Being both a physician and a patient I have picked up on certain tips and tricks which may not be entirely apparent to someone whose experience is mainly confined to one side of the therapeutic relationship.
I have suffered from quite severe health problems most of my life.
From being in hospital in early childhood I was struck by how difficult things can be from the patient side.
It was one of the reasons I wanted to become a doctor in the first place.
Anyway there are certain things you can do that will help you to get the most out of your clinical interactions.
Being ill is bad enough as it is. Why make it worse than it has to be?
These things may actually help your doctor too.
1) Take a copy of your prescription
This is especially true if it is the first time you are seeing someone.
Yes they should have been sent a list of your medications but it doesn't always happen on time and things aren't always at hand.
I personally keep a list of my medication in a Word document so I can just print it out and take it with me to give to the doctor.
A photocopy of your prescription can also be helpful or taking your medications with you can also be helpful, but be careful not to leave anything out.
A preprinted list is best because you can leave it with your doctor in case they want to attach a copy to your notes.
Also if it needs to be entered into a computer you won't have to wait around while someone does it.
2) Write down questions and take a small notepad and pen with you
Even as a doctor myself I often find I forget certain things that I want to tell the doctor or ask them about.
For this reason I take a small notepad with me every time.
Before I go I write down the specific questions I want answered so I don't forget them.
I also write down any relevant information during the appointment.
If it is anything particularly complex e.g. a drug or procedure I am not familiar with I ask them to write it down.
3) Take a friend or relative
Two heads are better than one.
As long as you as the patient agree to another party (e.g. a friend or relative) being present your doctor should be fine with it.
A loved one can bring up any important points that you have missed and they can also be another source of valuable information which you may forget or not be aware of.
For example in some cases I have discovered very important signs/symptoms that had not been noticed by the patient themselves but had been spotted by the wife or husband.
4) Don't be afraid to ask about things you don't understand
Part of the doctor's job is to explain things to you and act as a bridge between the regular world and the world of medical science.
There is no shame in saying you don't understand something.
It is not your failure, rather the doctor should have explained things better.
We all know doctors are human beings and fallible so by letting them know this you are actually helping them out and making them better at doing their job.
They may not realise they are using too much jargon or speaking too fast.
Pointing this out may not just help you but could help every other patient that they see (and make their job easier).
5) If you don't have enough time ask for another appointment
Doctors and health professionals are busy, we all know that.
Sometimes you will find that your appointment time is running out and you can't cover everything that you need to.
Ask for another appointment so you can discuss things more.
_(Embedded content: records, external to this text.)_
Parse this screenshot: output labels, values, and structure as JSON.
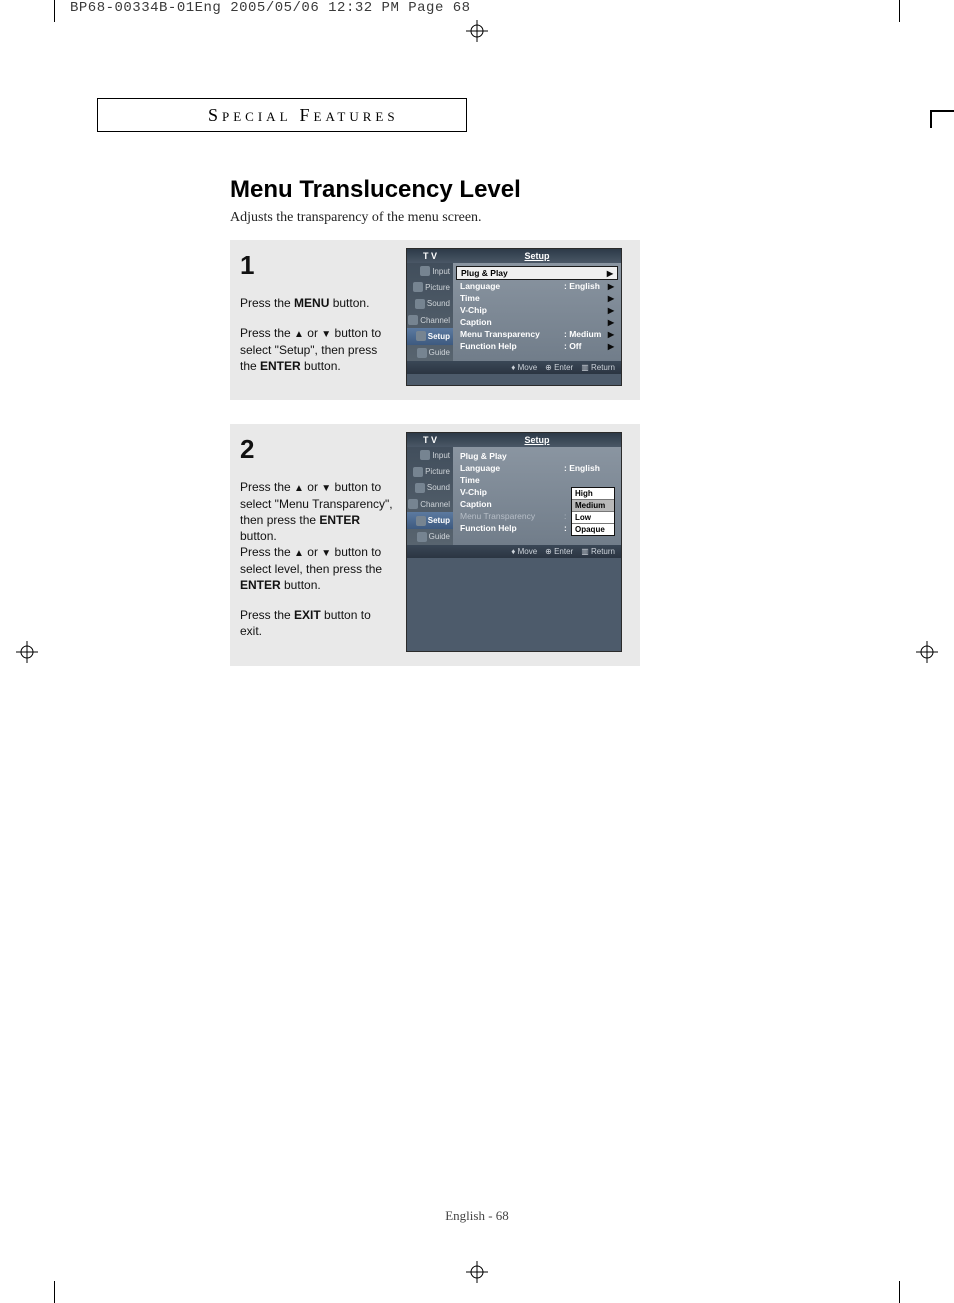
{
  "slug": "BP68-00334B-01Eng  2005/05/06  12:32 PM  Page 68",
  "section_header": "SPECIAL FEATURES",
  "title": "Menu Translucency Level",
  "subtitle": "Adjusts the transparency of the menu screen.",
  "steps": [
    {
      "num": "1",
      "paras": [
        "Press the <b>MENU</b> button.",
        "Press the <span class='tri'>▲</span> or <span class='tri'>▼</span> button to select \"Setup\", then press the <b>ENTER</b> button."
      ]
    },
    {
      "num": "2",
      "paras": [
        "Press the <span class='tri'>▲</span> or <span class='tri'>▼</span> button to select \"Menu Transparency\", then press the <b>ENTER</b> button.<br>Press the <span class='tri'>▲</span> or <span class='tri'>▼</span> button to select level, then press the <b>ENTER</b> button.",
        "Press the <b>EXIT</b> button to exit."
      ]
    }
  ],
  "osd": {
    "head_left": "T V",
    "head_right": "Setup",
    "nav": [
      "Input",
      "Picture",
      "Sound",
      "Channel",
      "Setup",
      "Guide"
    ],
    "nav_selected": "Setup",
    "foot": [
      "Move",
      "Enter",
      "Return"
    ]
  },
  "osd1": {
    "rows": [
      {
        "label": "Plug & Play",
        "value": "",
        "arrow": "▶",
        "hl": true
      },
      {
        "label": "Language",
        "value": ": English",
        "arrow": "▶"
      },
      {
        "label": "Time",
        "value": "",
        "arrow": "▶"
      },
      {
        "label": "V-Chip",
        "value": "",
        "arrow": "▶"
      },
      {
        "label": "Caption",
        "value": "",
        "arrow": "▶"
      },
      {
        "label": "Menu Transparency",
        "value": ": Medium",
        "arrow": "▶"
      },
      {
        "label": "Function Help",
        "value": ": Off",
        "arrow": "▶"
      }
    ]
  },
  "osd2": {
    "rows": [
      {
        "label": "Plug & Play",
        "value": ""
      },
      {
        "label": "Language",
        "value": ": English"
      },
      {
        "label": "Time",
        "value": ""
      },
      {
        "label": "V-Chip",
        "value": ""
      },
      {
        "label": "Caption",
        "value": ""
      },
      {
        "label": "Menu Transparency",
        "value": ":",
        "dim": true
      },
      {
        "label": "Function Help",
        "value": ":"
      }
    ],
    "popup": [
      "High",
      "Medium",
      "Low",
      "Opaque"
    ],
    "popup_selected": "Medium"
  },
  "footer": "English - 68"
}
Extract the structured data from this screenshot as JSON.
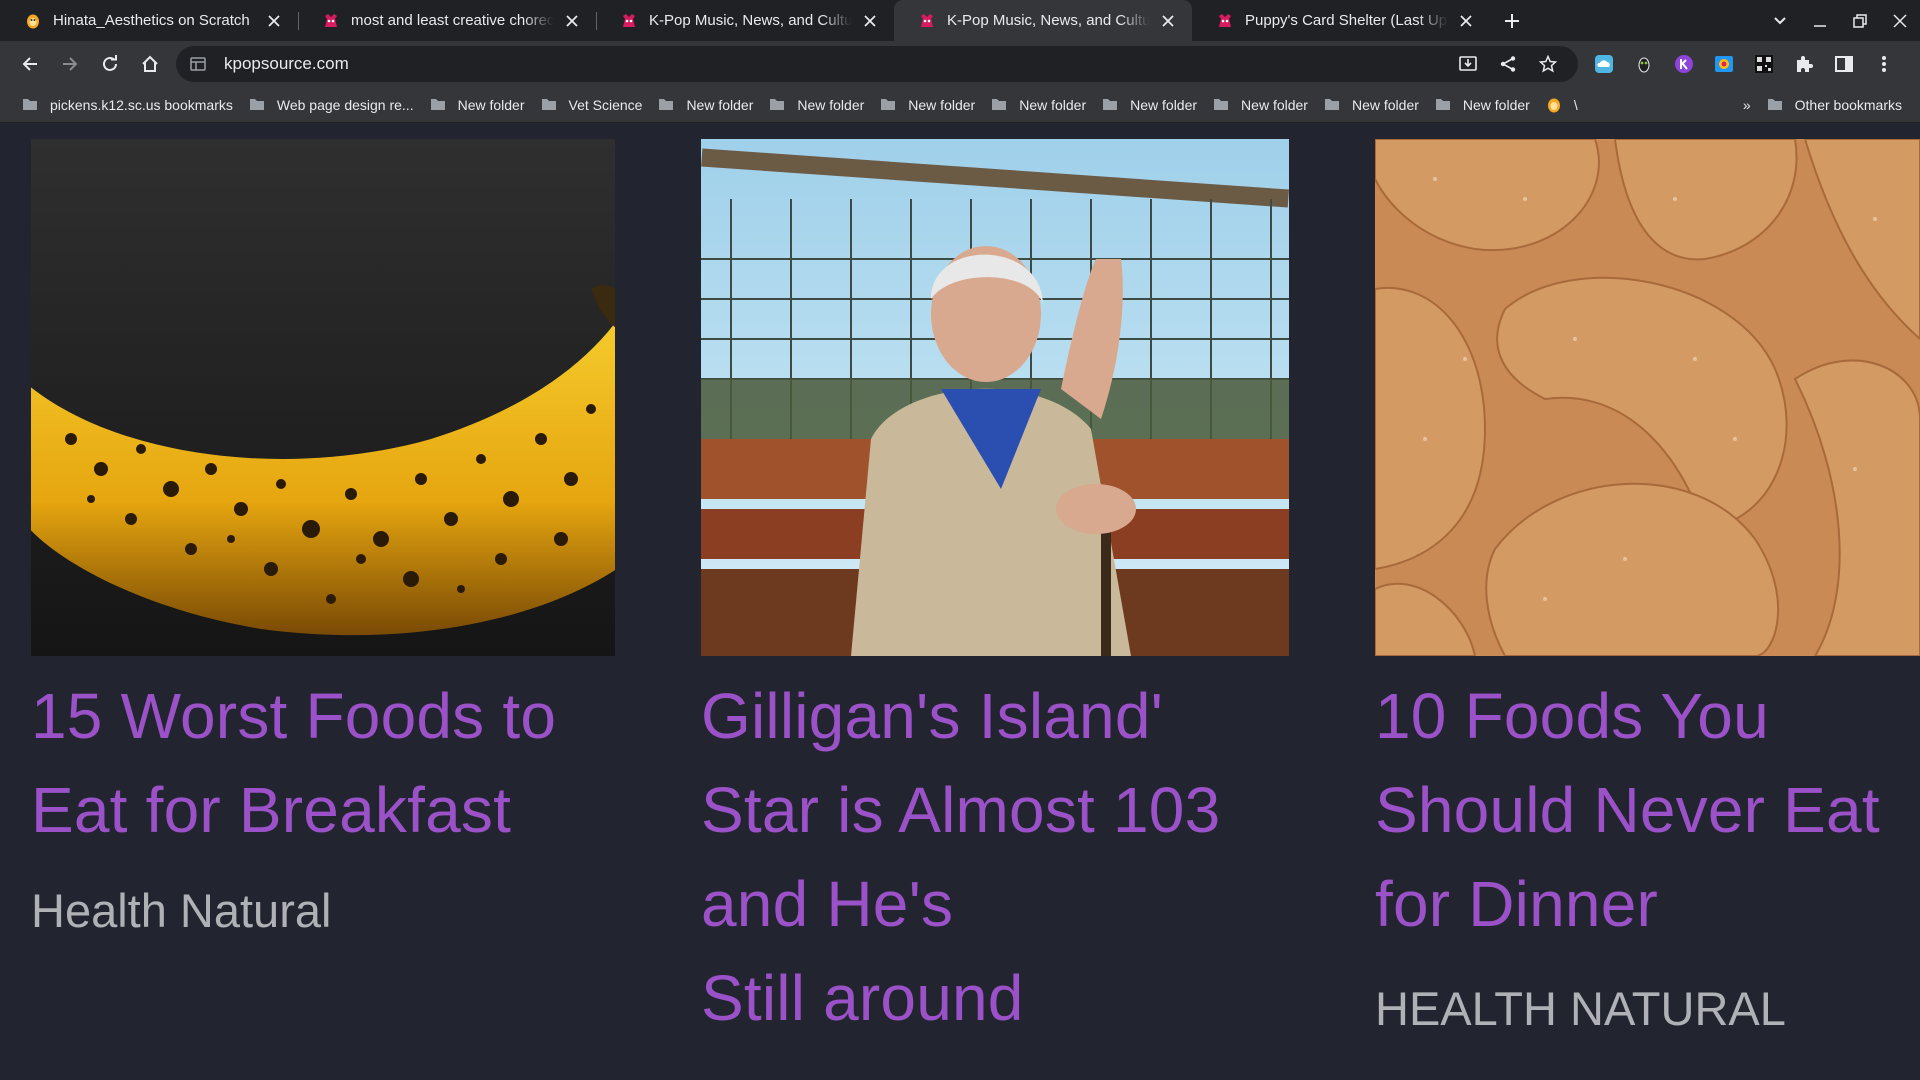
{
  "browser": {
    "tabs": [
      {
        "title": "Hinata_Aesthetics on Scratch",
        "favicon": "scratch-cat-icon",
        "active": false
      },
      {
        "title": "most and least creative choreo? -",
        "favicon": "kpopsource-icon",
        "active": false
      },
      {
        "title": "K-Pop Music, News, and Culture -",
        "favicon": "kpopsource-icon",
        "active": false
      },
      {
        "title": "K-Pop Music, News, and Culture -",
        "favicon": "kpopsource-icon",
        "active": true
      },
      {
        "title": "Puppy's Card Shelter (Last Updat",
        "favicon": "kpopsource-icon",
        "active": false
      }
    ],
    "url": "kpopsource.com",
    "bookmarks": [
      "pickens.k12.sc.us bookmarks",
      "Web page design re...",
      "New folder",
      "Vet Science",
      "New folder",
      "New folder",
      "New folder",
      "New folder",
      "New folder",
      "New folder",
      "New folder",
      "New folder",
      "\\"
    ],
    "overflow_label": "»",
    "other_bookmarks": "Other bookmarks"
  },
  "colors": {
    "tabstrip": "#202124",
    "toolbar": "#35363a",
    "page_bg": "#22252f",
    "headline": "#9b51c7",
    "source": "#b0b1b6"
  },
  "articles": [
    {
      "image": "overripe-banana-photo",
      "headline_lines": [
        "15 Worst Foods to",
        "Eat for Breakfast"
      ],
      "source": "Health Natural"
    },
    {
      "image": "elderly-man-on-bench-photo",
      "headline_lines": [
        "Gilligan's Island'",
        "Star is Almost 103",
        "and He's",
        "Still around"
      ],
      "source": ""
    },
    {
      "image": "cashew-nuts-photo",
      "headline_lines": [
        "10 Foods You",
        "Should Never Eat",
        "for Dinner"
      ],
      "source": "HEALTH NATURAL"
    }
  ]
}
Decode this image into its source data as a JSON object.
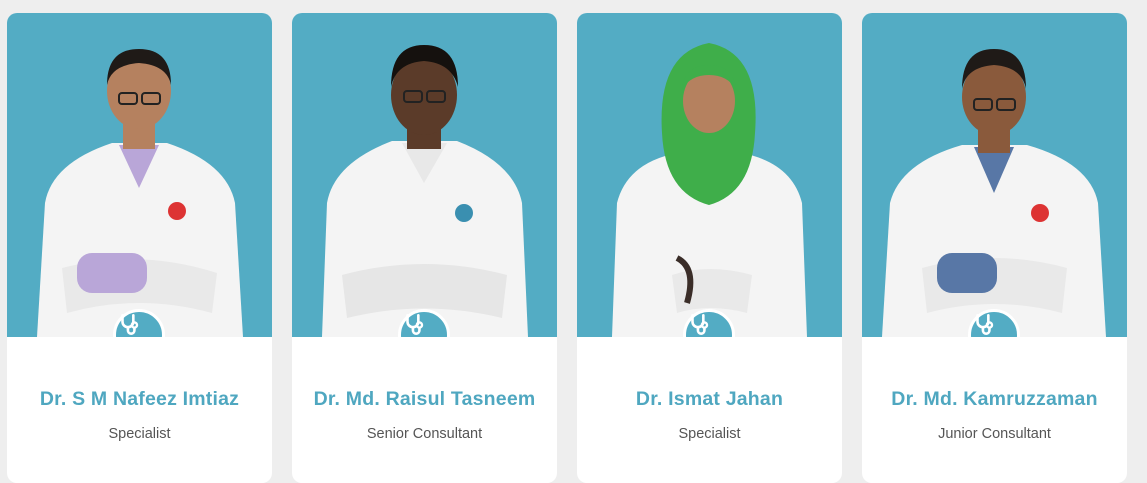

A good doctor will happily do this for you.
Obviously how soon the appointment will be depends on a number of factors but for serious matters it should be fast - if not tell them/bring it to their attention.
6) If you are not happy about something say so
If you aren't happy with a situation tell your doctor.
Often I have had patients who are having terrible side effects with a medication and stop taking it, but are too scared to say so because they think it will cause offence.
It won't - I have stopped medications before for similar reasons.
If there is a problem or you are not happy tell them they are not psychic so will appreciate it!
They work for you not the other way around.
7) Ask if you can get copies of your letters when you visit a specialist
This is useful for visits to see specialists - many clinics nowadays will ask you if you want copies of your letters.
Even if they don't specifically ask check to see if the option is available.
This gives you an extra summary of what the specialist thought of your case.
There may also be extra information such as test results which were not available at the time.
In some cases you may also find the situation easier to understand when you aren't at the appointment.
Sometimes acute anxiety can make it difficult to understand things during the appointment itself.
A copy of the letter can give you another chance to "digest" the relevant points in a neutral situation.
Think of it like being a backup of your appointment.
8) If your doctor doesn't listen get a new doctor
Although we have an ever growing list of technology with various tests and scans, the single most important thing any doctor can do is listen to you as a patient.
If they don't do that you should get a new doctor. No, really I'm serious.
If they don't listen they are no use to you.
True clinical medicine is like a Sherlock Holmes mystery which needs to be solved using the information and evidence at hand.
Contrary to the impression that the mass media may give you the biggest source of evidence is not modern technology.
It is the words that come out of your mouth and the physical impression that the doctor makes of you.
If they are not listening they are not doing their job.
Find someone else that will.
I hope you have found this information useful.
If you have any tips of your own or anything you would like to add let me know in the comments.